One of the main challenges parents who have been on a career break face is that they move away from their professional roles, as they embark into parenting. Often, this may mean their social circle become more involved around their parenting role and they may lose touch with their professional circle.
When the time comes for them to think about going back to work, I find there is sometimes some apprehension or uncertainty about how disconnected they have been with people from the professional sphere.
Refreshing ‘old’ relationships
To deal with this, I believe it is helpful for parents who decide to go back to work to ensure they build bridges some time before going back to work with their colleagues/boss. Whether a person was on a career break or has resigned from a role, previous colleagues/boss are a very accessible resource that can make the transition back to work more smooth and more positive.
Old colleagues/boss already know our strengths and skills and it therefore makes easier to jump back into a familiar workplace setting. One of my clients told me that she felt more confident after talking to her colleagues and boss before going back to work as they saw her as the expert she was in her area even if she was going back after a two year break.
Building new relationships
My experience of parenting changed a lot of who I am. Therefore, I strongly believe in the importance of new relationships.
Like me, some parents might decide not to go back to their previous career and decide to work for themselves as this allows for more flexibility with having a young family.
I find that being a parent has allowed me to build a strong and completely new circle of people who are now an additional network of people that I know.
And as my business grows, some of my clients have come directly or indirectly from my ‘parenting’ network.
Here are four ways to build new relationships while planning your next career move:
- Use your skills to volunteer in parenting-related activities, if this is available to you. It is a good way of using your skills while getting you to know other people.
- If you are upskilling, link with people who have similar interest as yours and keep in touch with them.
- Go to networking events in your area of expertise or even locally to ensure and keep your eyes and your ears open to opportunities and also to learn about others’ journeys.
- Attend webinars/events in your area of expertise or arrange coffee meetings/virtual coffees with people who have been there and who are where you would like to be.

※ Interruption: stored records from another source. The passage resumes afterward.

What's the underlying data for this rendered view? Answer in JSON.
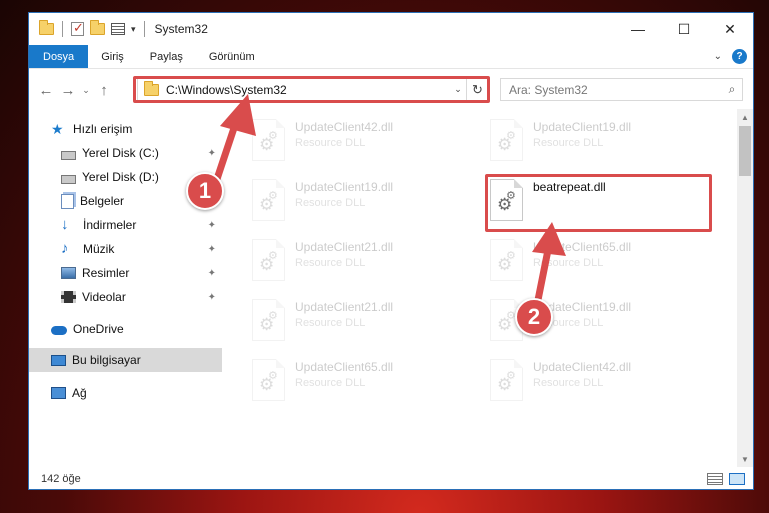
{
  "window": {
    "title": "System32",
    "controls": [
      "—",
      "☐",
      "✕"
    ]
  },
  "ribbon": {
    "tabs": [
      {
        "label": "Dosya",
        "active": true
      },
      {
        "label": "Giriş"
      },
      {
        "label": "Paylaş"
      },
      {
        "label": "Görünüm"
      }
    ],
    "help": "?",
    "expand": "⌄"
  },
  "nav": {
    "back": "←",
    "forward": "→",
    "recent": "⌄",
    "up": "↑",
    "address": "C:\\Windows\\System32",
    "address_dropdown": "⌄",
    "refresh": "↻",
    "search_placeholder": "Ara: System32",
    "search_icon": "⌕"
  },
  "sidebar": {
    "items": [
      {
        "label": "Hızlı erişim",
        "icon": "star-icon",
        "pinned": false
      },
      {
        "label": "Yerel Disk (C:)",
        "icon": "drive-icon",
        "pinned": true
      },
      {
        "label": "Yerel Disk (D:)",
        "icon": "drive-icon",
        "pinned": true
      },
      {
        "label": "Belgeler",
        "icon": "documents-icon",
        "pinned": true
      },
      {
        "label": "İndirmeler",
        "icon": "downloads-icon",
        "pinned": true
      },
      {
        "label": "Müzik",
        "icon": "music-icon",
        "pinned": true
      },
      {
        "label": "Resimler",
        "icon": "pictures-icon",
        "pinned": true
      },
      {
        "label": "Videolar",
        "icon": "videos-icon",
        "pinned": true
      },
      {
        "label": "OneDrive",
        "icon": "onedrive-icon",
        "pinned": false
      },
      {
        "label": "Bu bilgisayar",
        "icon": "this-pc-icon",
        "pinned": false,
        "selected": true
      },
      {
        "label": "Ağ",
        "icon": "network-icon",
        "pinned": false
      }
    ],
    "pin_glyph": "📌"
  },
  "files": [
    {
      "name": "UpdateClient42.dll",
      "type": "Resource DLL",
      "faded": true
    },
    {
      "name": "UpdateClient19.dll",
      "type": "Resource DLL",
      "faded": true
    },
    {
      "name": "UpdateClient19.dll",
      "type": "Resource DLL",
      "faded": true
    },
    {
      "name": "beatrepeat.dll",
      "type": "",
      "faded": false
    },
    {
      "name": "UpdateClient21.dll",
      "type": "Resource DLL",
      "faded": true
    },
    {
      "name": "UpdateClient65.dll",
      "type": "Resource DLL",
      "faded": true
    },
    {
      "name": "UpdateClient21.dll",
      "type": "Resource DLL",
      "faded": true
    },
    {
      "name": "UpdateClient19.dll",
      "type": "Resource DLL",
      "faded": true
    },
    {
      "name": "UpdateClient65.dll",
      "type": "Resource DLL",
      "faded": true
    },
    {
      "name": "UpdateClient42.dll",
      "type": "Resource DLL",
      "faded": true
    }
  ],
  "status": {
    "count": "142 öğe"
  },
  "annotations": {
    "step1": "1",
    "step2": "2",
    "color": "#d94c4c"
  }
}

My clients are people (often parents) who are looking to find out more about themselves and understanding what they want and need as part of their next career move. If this is you, get in touch for a chat via my website www.farzanaconsulting.com